*** Opening Data excerpts ***
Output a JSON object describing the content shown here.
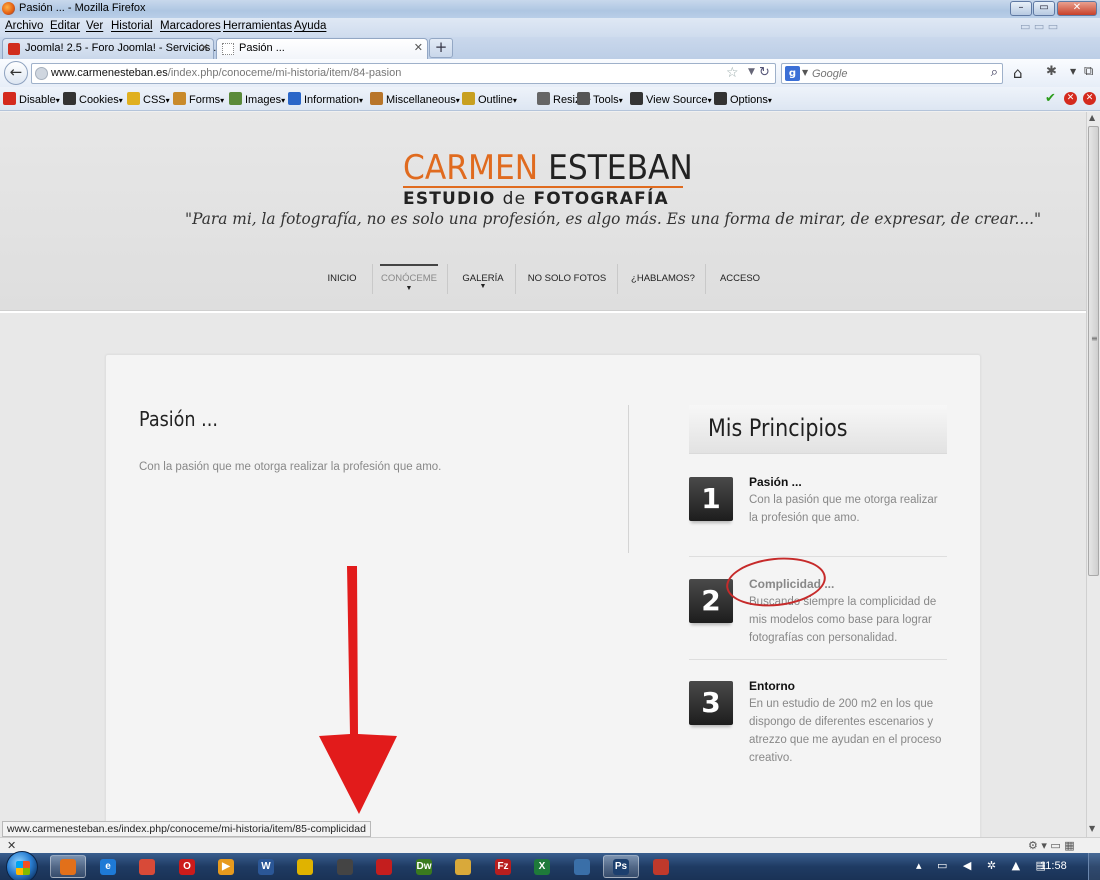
{
  "window": {
    "title": "Pasión ... - Mozilla Firefox",
    "min": "–",
    "max": "▭",
    "close": "✕"
  },
  "menu": [
    "Archivo",
    "Editar",
    "Ver",
    "Historial",
    "Marcadores",
    "Herramientas",
    "Ayuda"
  ],
  "tabs": [
    {
      "label": "Joomla! 2.5 - Foro Joomla! - Servicios ...",
      "close": "✕"
    },
    {
      "label": "Pasión ...",
      "close": "✕"
    }
  ],
  "newtab": "+",
  "navbar": {
    "back": "←",
    "url_domain": "www.carmenesteban.es",
    "url_path": "/index.php/conoceme/mi-historia/item/84-pasion",
    "search_placeholder": "Google"
  },
  "devtoolbar": [
    {
      "label": "Disable",
      "icon": "disable-icon",
      "color": "#d42a1e"
    },
    {
      "label": "Cookies",
      "icon": "cookies-icon",
      "color": "#333333"
    },
    {
      "label": "CSS",
      "icon": "css-icon",
      "color": "#e0b020"
    },
    {
      "label": "Forms",
      "icon": "forms-icon",
      "color": "#c98a2a"
    },
    {
      "label": "Images",
      "icon": "images-icon",
      "color": "#5a8a3a"
    },
    {
      "label": "Information",
      "icon": "information-icon",
      "color": "#2a66c8"
    },
    {
      "label": "Miscellaneous",
      "icon": "miscellaneous-icon",
      "color": "#b8752a"
    },
    {
      "label": "Outline",
      "icon": "outline-icon",
      "color": "#c8a020"
    },
    {
      "label": "Resize",
      "icon": "resize-icon",
      "color": "#666666"
    },
    {
      "label": "Tools",
      "icon": "tools-icon",
      "color": "#555555"
    },
    {
      "label": "View Source",
      "icon": "view-source-icon",
      "color": "#333333"
    },
    {
      "label": "Options",
      "icon": "options-icon",
      "color": "#333333"
    }
  ],
  "site": {
    "logo_first": "CARMEN",
    "logo_last": "ESTEBAN",
    "logo_sub_a": "ESTUDIO ",
    "logo_sub_de": "de",
    "logo_sub_b": " FOTOGRAFÍA",
    "tagline": "\"Para mi, la fotografía, no es solo una profesión, es algo más. Es una forma de mirar, de expresar, de crear....\"",
    "nav": [
      {
        "label": "INICIO"
      },
      {
        "label": "CONÓCEME",
        "submenu": true,
        "active": true
      },
      {
        "label": "GALERÍA",
        "submenu": true
      },
      {
        "label": "NO SOLO FOTOS"
      },
      {
        "label": "¿HABLAMOS?"
      },
      {
        "label": "ACCESO"
      }
    ],
    "brand_color": "#e06b1f"
  },
  "article": {
    "title": "Pasión ...",
    "text": "Con la pasión que me otorga realizar la profesión que amo."
  },
  "sidebar": {
    "title": "Mis Principios",
    "items": [
      {
        "num": "1",
        "title": "Pasión ...",
        "text": "Con la pasión que me otorga realizar la profesión que amo."
      },
      {
        "num": "2",
        "title": "Complicidad ...",
        "text": "Buscando siempre la complicidad de mis modelos como base para lograr fotografías con personalidad."
      },
      {
        "num": "3",
        "title": "Entorno",
        "text": "En un estudio de 200 m2 en los que dispongo de diferentes escenarios y atrezzo que me ayudan en el proceso creativo."
      }
    ]
  },
  "annotation_color": "#e21b1b",
  "status": {
    "url": "www.carmenesteban.es/index.php/conoceme/mi-historia/item/85-complicidad",
    "close": "✕"
  },
  "taskbar": {
    "apps": [
      {
        "name": "firefox",
        "glyph": "",
        "color": "#e2701a",
        "on": true
      },
      {
        "name": "internet-explorer",
        "glyph": "e",
        "color": "#1e7ad6",
        "on": false
      },
      {
        "name": "chrome",
        "glyph": "",
        "color": "#d84a38",
        "on": false
      },
      {
        "name": "opera",
        "glyph": "O",
        "color": "#cc1b1b",
        "on": false
      },
      {
        "name": "media-player",
        "glyph": "▶",
        "color": "#e79a1e",
        "on": false
      },
      {
        "name": "word",
        "glyph": "W",
        "color": "#2b5797",
        "on": false
      },
      {
        "name": "notes",
        "glyph": "",
        "color": "#e0b300",
        "on": false
      },
      {
        "name": "disc",
        "glyph": "",
        "color": "#444444",
        "on": false
      },
      {
        "name": "acrobat",
        "glyph": "",
        "color": "#c41e1e",
        "on": false
      },
      {
        "name": "dreamweaver",
        "glyph": "Dw",
        "color": "#3a7a1e",
        "on": false
      },
      {
        "name": "folder",
        "glyph": "",
        "color": "#d9a93a",
        "on": false
      },
      {
        "name": "filezilla",
        "glyph": "Fz",
        "color": "#b81e1e",
        "on": false
      },
      {
        "name": "excel",
        "glyph": "X",
        "color": "#1e7a3a",
        "on": false
      },
      {
        "name": "remote",
        "glyph": "",
        "color": "#3a6fa8",
        "on": false
      },
      {
        "name": "photoshop",
        "glyph": "Ps",
        "color": "#1c3f6e",
        "on": true
      },
      {
        "name": "filezilla-server",
        "glyph": "",
        "color": "#c0392b",
        "on": false
      }
    ],
    "clock": "11:58"
  }
}
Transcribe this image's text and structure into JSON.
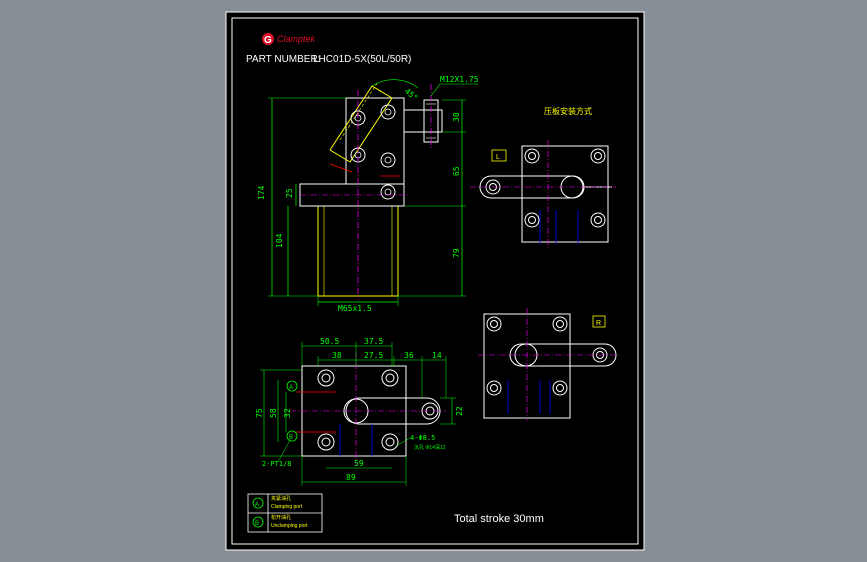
{
  "brand": {
    "name": "Clamptek",
    "mark": "G"
  },
  "header": {
    "part_number_label": "PART NUMBER:",
    "part_number_value": "LHC01D-5X(50L/50R)"
  },
  "front_view": {
    "thread_top": "M12X1.75",
    "angle": "45°",
    "dims": {
      "overall_height": "174",
      "body_height": "104",
      "arm_offset": "25",
      "top": "30",
      "mid": "65",
      "lower": "79",
      "thread_bottom": "M65x1.5"
    }
  },
  "plan_view": {
    "dims_top": [
      "50.5",
      "37.5"
    ],
    "dims_row2": [
      "38",
      "27.5",
      "36",
      "14"
    ],
    "dims_left": [
      "75",
      "58",
      "32"
    ],
    "dim_right": "22",
    "dims_bottom": [
      "59",
      "89"
    ],
    "port_callout": "2-PT1/8",
    "hole_callout": "4-Φ8.5",
    "hole_note": "沉孔 Φ14深12",
    "port_markers": [
      "A",
      "B"
    ]
  },
  "mounting": {
    "title": "压板安装方式",
    "left_tag": "L",
    "right_tag": "R"
  },
  "legend": {
    "rows": [
      {
        "marker": "A",
        "cn": "夹紧油孔",
        "en": "Clamping port"
      },
      {
        "marker": "B",
        "cn": "松开油孔",
        "en": "Unclamping port"
      }
    ]
  },
  "footer": {
    "stroke_note": "Total stroke 30mm"
  },
  "colors": {
    "background": "#000000",
    "frame": "#ffffff",
    "dim": "#00ff00",
    "part": "#ffffff",
    "center": "#ff00ff",
    "annotation": "#ffff00",
    "accent": "#ff0000",
    "hidden": "#0000ff"
  }
}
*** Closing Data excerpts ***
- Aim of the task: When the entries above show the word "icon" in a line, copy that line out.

- Output below:
      "icon": "disable-icon",
      "icon": "cookies-icon",
      "icon": "css-icon",
      "icon": "forms-icon",
      "icon": "images-icon",
      "icon": "information-icon",
      "icon": "miscellaneous-icon",
      "icon": "outline-icon",
      "icon": "resize-icon",
      "icon": "tools-icon",
      "icon": "view-source-icon",
      "icon": "options-icon",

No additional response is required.